How To: Apply For A Green Card (Adjustment Of Status)
It’s hard to understand immigration without understanding the process that immigrants have to weave their way through in order to maintain a stay in another country.
“It is a serious process,” said Jane Cowley, public affairs officer for U.S. Citizenship and Immigration Services in Philadelphia. “It is not a process to be undertaken lightly, but it’s doable.”
Sometimes that process can be confusing or daunting, but a dedicated individual sees that challenge as an opportunity.
Step 1: Determine your eligibility
- Eligibility categories include green card through family, through employment, as a special immigrant, refugee or asylee status, for human trafficking and crime victims, victims of abuse, through other categories or registry.
Step 2: Find someone to sponsor and file an immigration petition for you
- Petition forms are also broken into categories. Most of which require an approval of the immigration petition form prior to filing the actual Green Card application, known as Form I-485. Some categories do allow for concurrent filing of the petition and application.
Step 3: Check visa availability
- Before filing the Green Card application, a visa in your category must be available. Visas are issued through the U.S. Department of State and are limited each year. Family-sponsored and employment-based visas are limited to 226,000 and 140,000 respectively. These numbers can be carried over from previous years when not fully utilized, but there are additional restrictions to the number of visas issued per country of origin as well.
Step 4: File Form I-485
- If your immigrant category did not allow for concurrent filing, and your immigrant petition has been approved, then you are now ready to apply for a Green Card.
Step 5: Biometric services appointment
- Don’t worry, that’s just a fancy way of saying that you need to show up at your local Application Support Center for an appointment to acknowledge that all of your application information is legit. Biometric services include your fingerprints, photograph and signature. These may even be completed by an outside agency.
Step 6: Go to your interview
- Not all cases will require a sit-down interview, but when they do, the applicant will be required to bring all original documentation. If a family member filed the immigrant petition for you, then they are required to attend this interview as well.
Step 7: Send in additional information (if applicable)
- The officer reviewing your case may request additional evidence that must be submitted in a timely manner in order to keep your application open.
Step 8: Check your case status
- You may call 800-375-5283 or visit egov.uscis.gov/casestatus/landing.do to check the status of your application.

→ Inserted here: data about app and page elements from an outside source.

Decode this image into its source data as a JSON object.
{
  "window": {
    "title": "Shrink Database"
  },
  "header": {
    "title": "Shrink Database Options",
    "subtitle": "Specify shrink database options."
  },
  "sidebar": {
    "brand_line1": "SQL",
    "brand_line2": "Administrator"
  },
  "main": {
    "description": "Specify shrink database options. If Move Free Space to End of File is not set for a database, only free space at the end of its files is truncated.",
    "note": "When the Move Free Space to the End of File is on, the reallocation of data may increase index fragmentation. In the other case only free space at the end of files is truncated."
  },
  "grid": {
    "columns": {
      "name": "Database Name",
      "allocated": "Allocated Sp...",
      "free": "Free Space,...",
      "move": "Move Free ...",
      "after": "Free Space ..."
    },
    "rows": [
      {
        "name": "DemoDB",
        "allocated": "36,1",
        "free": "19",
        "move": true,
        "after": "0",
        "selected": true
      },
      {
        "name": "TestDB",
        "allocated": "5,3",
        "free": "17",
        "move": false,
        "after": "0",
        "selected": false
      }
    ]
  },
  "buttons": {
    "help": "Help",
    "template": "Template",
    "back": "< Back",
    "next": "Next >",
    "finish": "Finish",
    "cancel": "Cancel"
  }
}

Step 9: Receive a decision
- If approved, you will receive an approval notice followed by your actual Permanent Resident Card (Green Card) shortly after. Adjustment of status denials typically cannot be appealed, but an applicant may still be eligible to file a motion to reopen or reconsider.
The Permanent Resident Status does not expire, but the Green Card itself will have to be renewed every 10 years. After five years of continuous residence in the United States under the Permanent Resident Status (Green Card), a person may be eligible to apply for citizenship through naturalization and become an official United States citizen.
– Text and images by George Means
by Means George